But, when it comes to gardening, I do not want to use apps, phones, meters, tablets, or anything like that. I want to go outside–or during the 6 months of the year when it’s too cold for that, to actually touch my house plants and their soil–with my hands. I don’t want a moisture meter telling me when to water, some light meter giving me foot candle readings or anything of the sort. I have eyes (albeit compromised ones) and hands and gardening is my escape from all the technology that I use in the rest of my life.
A survey conducted by Axiom Marketing in November 2020 said that gardeners 56+ (their categories were 18-28, 29-39, 40-55, and 56+) do not use gardening apps. Only 8% of the 56+ category used any apps at all. I am definitely not in that 8%.
And it’s not that I don’t think that apps aren’t useful. It’s more that I want time away from technology. For a long time, I didn’t even take my phone when I went outside. I didn’t want to hear it ring (perish the thought!) and I surely didn’t want to ever check email.
And while there might be useful functions–planners, graphs, etc.–that the phone can do–I have kept a paper garden journal for literally decades. It’s no hardship to write things down at the end of the day for me. It cements them into my brain. And the physical book is useful for storing garden receipts and notes about what I might need to buy for next year too.
So am I an old gardening lady? Maybe–and that’s fine. But for me, my garden is a place to decompress and unwind. And I am keeping it that way.
Leave those apps at the garden gate. Time to get ‘lost’ in the garden or that walk in the woods.
Yes, absolutely. I totally agree!
While in school, I noticed that those of us who actually enjoyed horticulture were very rare. Most of us were there with the expectation that we would either take over our parents’ business, or get a ‘good’ job with a big grower such as Monrovia. Those who wanted the ‘good’ jobs enjoyed bragging about ‘greening the Earth’, but did not actually ‘enjoy’ doing the work. To me, the ‘good’ jobs were like factory work. My colleague and I actually refer to the growers as ‘factory growers’. All the modern technology (for the 1980s) took some of the fun out of it. I use technology if necessary. but prefer to grow crops that do not need much of it. I use very little in my home garden. I live in a region where we do not need much of it. Much of the modern ‘information’ is misleading and inaccurate anyway. Heck, just yesterday, I simply looked up pictures of Arizona cypress, and found mostly pictures of deodar cedar, along with pictures of various other cedars and junipers and even pines!
Ack! What good is technology if it’s not even helpful?
One of my favorite things to do (which has nothing to do with gardening) is to just spend time on the beach watching the ocean, the waves and any wildlife. No technology involved.
We are so glad that NGB is your favorite! Thanks!
I have to admit that I probably don’t see 95% of the “add-ons” on any website I visit, because I’ve got a veritable Berlin Wall of script blockers, ad blockers, tracker blockers, etc on my browser. That said, I wouldn’t a gardening app either – and not only because I don’t regard my small smartphone as anything other than a talk-or-text device. My aging vision requires a BIG screen, lol. That said, I’d be lost without my personal garden databases, notes, digital photos, and so forth. But my daily/weekly garden journal is Lee Valley’s hardbound paper version. 😀

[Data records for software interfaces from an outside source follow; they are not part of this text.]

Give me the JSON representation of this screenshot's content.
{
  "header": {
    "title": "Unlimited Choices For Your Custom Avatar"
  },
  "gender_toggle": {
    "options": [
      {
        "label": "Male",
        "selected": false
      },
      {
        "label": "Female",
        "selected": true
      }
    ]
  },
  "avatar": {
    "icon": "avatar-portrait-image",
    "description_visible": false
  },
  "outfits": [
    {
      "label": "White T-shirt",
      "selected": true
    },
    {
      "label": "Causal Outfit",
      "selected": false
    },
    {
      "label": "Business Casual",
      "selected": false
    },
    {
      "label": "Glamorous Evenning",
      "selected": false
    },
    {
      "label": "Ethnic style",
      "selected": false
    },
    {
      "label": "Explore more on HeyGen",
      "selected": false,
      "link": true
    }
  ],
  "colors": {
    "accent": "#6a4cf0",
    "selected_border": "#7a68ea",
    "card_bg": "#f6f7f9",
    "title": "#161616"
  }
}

That’s exactly what I use–that Lee Valley paper version. I am on my 3rd copy of it. I find it invaluable! I think when I got the new one 2 years ago I posted about it, with photos of the old and new side by side.

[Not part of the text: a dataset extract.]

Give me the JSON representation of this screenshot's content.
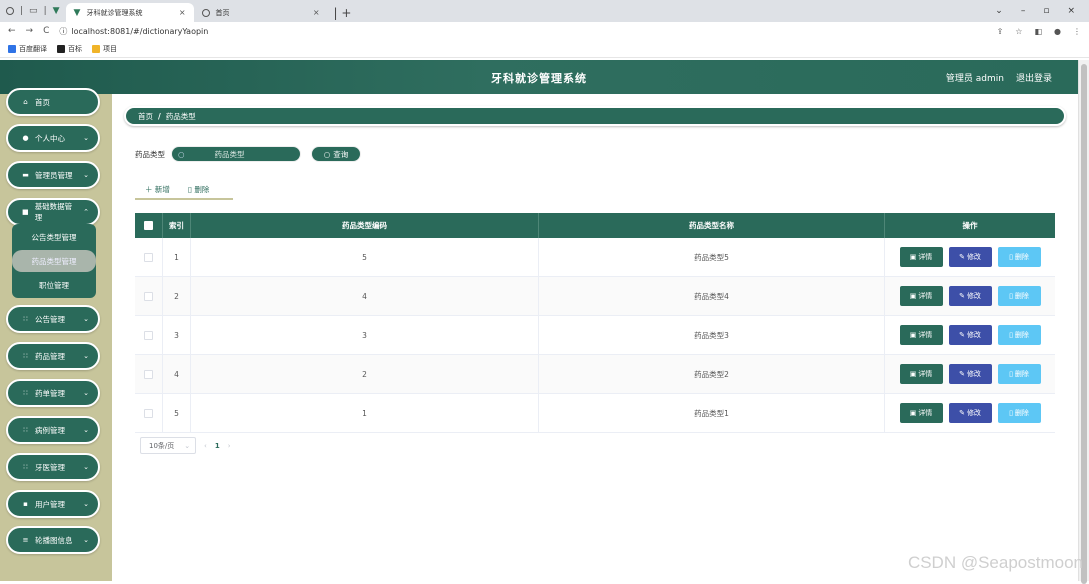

I also have posted about it mid-year one year to show that I use it to “archive” garden receipts ( I staple them in on the date of purchase). So you can imagine at the end of 10 years what this thing looks like!
Let the people born with the phones in their hands use apps. If I am looking at those, I am missing what’s going on in the world.